“I also think that ‘win now vs. building for the future’ trades just tend to be bigger,” Kreis said. “When you are trading for prospects, some of them aren’t going to work out. Getting several back in a deal helps mitigate the risk involved with trading for guys with no track record.”

Sewell was surprised that the Suspects were moving in another direction. But once the seed was planted, it sprouted quickly.

“I sent him an email about swapping a pitcher or two for a bat,” Sewell said. “His response was that he was coming to the realization that he could not compete and was willing to blow things up for Bryce Harper. The Kings have a reputation to protect as one who makes big deals so I shot him a list of guys I was interested in with a package built around Harper. I asked if it was too big and he laughed me off (Justin likes to deal as much as I do). He sent back an offer with some prospects switched around.”

Big trades usually mean having to give up something you don’t want to lose. In the aforementioned Crusoes-Knights deal, the contending Knights gave away a great starter (Strasburg) and a great reliever (Chapman) but got plenty of talent in return.

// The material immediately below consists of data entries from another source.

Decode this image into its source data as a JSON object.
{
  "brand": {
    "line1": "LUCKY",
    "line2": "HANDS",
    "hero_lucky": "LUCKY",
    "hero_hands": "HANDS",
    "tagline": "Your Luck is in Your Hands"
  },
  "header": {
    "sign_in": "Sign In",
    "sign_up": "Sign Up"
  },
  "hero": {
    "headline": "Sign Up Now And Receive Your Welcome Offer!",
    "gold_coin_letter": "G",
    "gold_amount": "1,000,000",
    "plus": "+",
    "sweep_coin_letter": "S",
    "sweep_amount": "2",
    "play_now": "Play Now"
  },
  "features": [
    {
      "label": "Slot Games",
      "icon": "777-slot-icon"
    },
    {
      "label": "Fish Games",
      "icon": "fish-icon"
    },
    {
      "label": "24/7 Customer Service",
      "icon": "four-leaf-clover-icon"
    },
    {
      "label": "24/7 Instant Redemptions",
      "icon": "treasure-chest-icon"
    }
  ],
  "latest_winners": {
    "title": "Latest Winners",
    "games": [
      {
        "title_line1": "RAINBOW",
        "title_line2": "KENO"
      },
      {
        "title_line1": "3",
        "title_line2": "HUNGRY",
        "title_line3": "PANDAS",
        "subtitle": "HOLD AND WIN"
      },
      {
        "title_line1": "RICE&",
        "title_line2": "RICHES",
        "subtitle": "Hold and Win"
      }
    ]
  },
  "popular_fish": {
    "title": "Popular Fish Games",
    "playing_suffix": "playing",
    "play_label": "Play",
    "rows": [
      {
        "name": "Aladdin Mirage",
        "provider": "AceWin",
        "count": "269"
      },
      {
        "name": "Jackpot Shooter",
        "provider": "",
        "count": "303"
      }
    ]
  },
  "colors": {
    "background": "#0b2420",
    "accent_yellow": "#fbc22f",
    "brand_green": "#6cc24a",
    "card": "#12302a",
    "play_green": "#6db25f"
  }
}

“For me, I hated losing Cashner at a buck, but felt I could get similar performance from Strasburg,” Sewell said. “The addition of Jansen was another big deal for me as I have a ton of Saves to make up. Acquiring Jansen and Street(from Crusoes) should make some of that up quickly. In my rebuilding year last year, I targeted Bryce Harper as the guy I wanted to build around. You can see how the talent and picks that Hamm’s picked up last year in the Harper trade have solidified him for the future. Hopefully Justin will have the same success that I had in building a contender for this year.”

Gary Robinson posted at 2014-5-9 Category: Uncategorized

3 Responses Leave a comment

  1. #1Kerry @ 2014-5-9 15:09 Reply

    Moral of the story: it pays to check the site at all hours of the day/night!

  2. #2Dave F. @ 2014-5-9 15:17 Reply

    I’m still looking to improve my team. In addition to players, willing to part with a Big Bad Voodoo Daddy CD, autographed Bellevue Bobcats baseball cap, large bag of Kirkland bean coffee or various lightly used garden tools.

  3. #3Gary Robinson @ 2014-5-9 15:46 Reply

    I don’t care who you are, Mr. Flaum, that’s funny.

Leave a Reply

(Ctrl + Enter)